> What is expected:
Nothing in the records may be left out; restate them word for word.

[Excerpted data — start]

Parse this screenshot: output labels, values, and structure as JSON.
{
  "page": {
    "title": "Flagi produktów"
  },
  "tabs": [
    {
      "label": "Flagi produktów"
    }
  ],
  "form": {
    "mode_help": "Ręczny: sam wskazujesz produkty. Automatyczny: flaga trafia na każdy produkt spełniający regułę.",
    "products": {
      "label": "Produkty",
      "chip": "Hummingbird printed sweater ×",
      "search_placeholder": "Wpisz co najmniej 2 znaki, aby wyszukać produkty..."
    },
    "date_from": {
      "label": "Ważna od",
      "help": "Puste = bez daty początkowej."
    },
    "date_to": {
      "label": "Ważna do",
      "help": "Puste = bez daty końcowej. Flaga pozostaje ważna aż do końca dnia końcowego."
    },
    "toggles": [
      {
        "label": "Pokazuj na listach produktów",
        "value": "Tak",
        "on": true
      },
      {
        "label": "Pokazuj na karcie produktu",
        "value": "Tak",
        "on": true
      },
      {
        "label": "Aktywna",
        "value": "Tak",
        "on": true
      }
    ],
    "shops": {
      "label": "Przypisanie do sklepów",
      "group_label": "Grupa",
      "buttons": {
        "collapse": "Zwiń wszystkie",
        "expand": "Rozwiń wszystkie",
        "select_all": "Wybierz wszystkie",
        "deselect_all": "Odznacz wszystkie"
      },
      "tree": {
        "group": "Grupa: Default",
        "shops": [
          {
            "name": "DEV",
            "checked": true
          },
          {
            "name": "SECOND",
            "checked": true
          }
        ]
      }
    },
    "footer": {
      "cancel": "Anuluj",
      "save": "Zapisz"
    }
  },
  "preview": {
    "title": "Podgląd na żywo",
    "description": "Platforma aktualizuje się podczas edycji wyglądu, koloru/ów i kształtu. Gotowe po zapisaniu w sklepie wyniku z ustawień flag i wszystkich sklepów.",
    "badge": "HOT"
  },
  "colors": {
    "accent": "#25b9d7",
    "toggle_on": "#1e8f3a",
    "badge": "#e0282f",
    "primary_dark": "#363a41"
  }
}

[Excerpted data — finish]

> Response box:
Parse this screenshot: output labels, values, and structure as JSON.
{
  "page": {
    "title": "Flagi produktów"
  },
  "tabs": [
    {
      "label": "Flagi produktów"
    }
  ],
  "form": {
    "mode_help": "Ręczny: sam wskazujesz produkty. Automatyczny: flaga trafia na każdy produkt spełniający regułę.",
    "products": {
      "label": "Produkty",
      "chip": "Hummingbird printed sweater ×",
      "search_placeholder": "Wpisz co najmniej 2 znaki, aby wyszukać produkty..."
    },
    "date_from": {
      "label": "Ważna od",
      "help": "Puste = bez daty początkowej."
    },
    "date_to": {
      "label": "Ważna do",
      "help": "Puste = bez daty końcowej. Flaga pozostaje ważna aż do końca dnia końcowego."
    },
    "toggles": [
      {
        "label": "Pokazuj na listach produktów",
        "value": "Tak",
        "on": true
      },
      {
        "label": "Pokazuj na karcie produktu",
        "value": "Tak",
        "on": true
      },
      {
        "label": "Aktywna",
        "value": "Tak",
        "on": true
      }
    ],
    "shops": {
      "label": "Przypisanie do sklepów",
      "group_label": "Grupa",
      "buttons": {
        "collapse": "Zwiń wszystkie",
        "expand": "Rozwiń wszystkie",
        "select_all": "Wybierz wszystkie",
        "deselect_all": "Odznacz wszystkie"
      },
      "tree": {
        "group": "Grupa: Default",
        "shops": [
          {
            "name": "DEV",
            "checked": true
          },
          {
            "name": "SECOND",
            "checked": true
          }
        ]
      }
    },
    "footer": {
      "cancel": "Anuluj",
      "save": "Zapisz"
    }
  },
  "preview": {
    "title": "Podgląd na żywo",
    "description": "Platforma aktualizuje się podczas edycji wyglądu, koloru/ów i kształtu. Gotowe po zapisaniu w sklepie wyniku z ustawień flag i wszystkich sklepów.",
    "badge": "HOT"
  },
  "colors": {
    "accent": "#25b9d7",
    "toggle_on": "#1e8f3a",
    "badge": "#e0282f",
    "primary_dark": "#363a41"
  }
}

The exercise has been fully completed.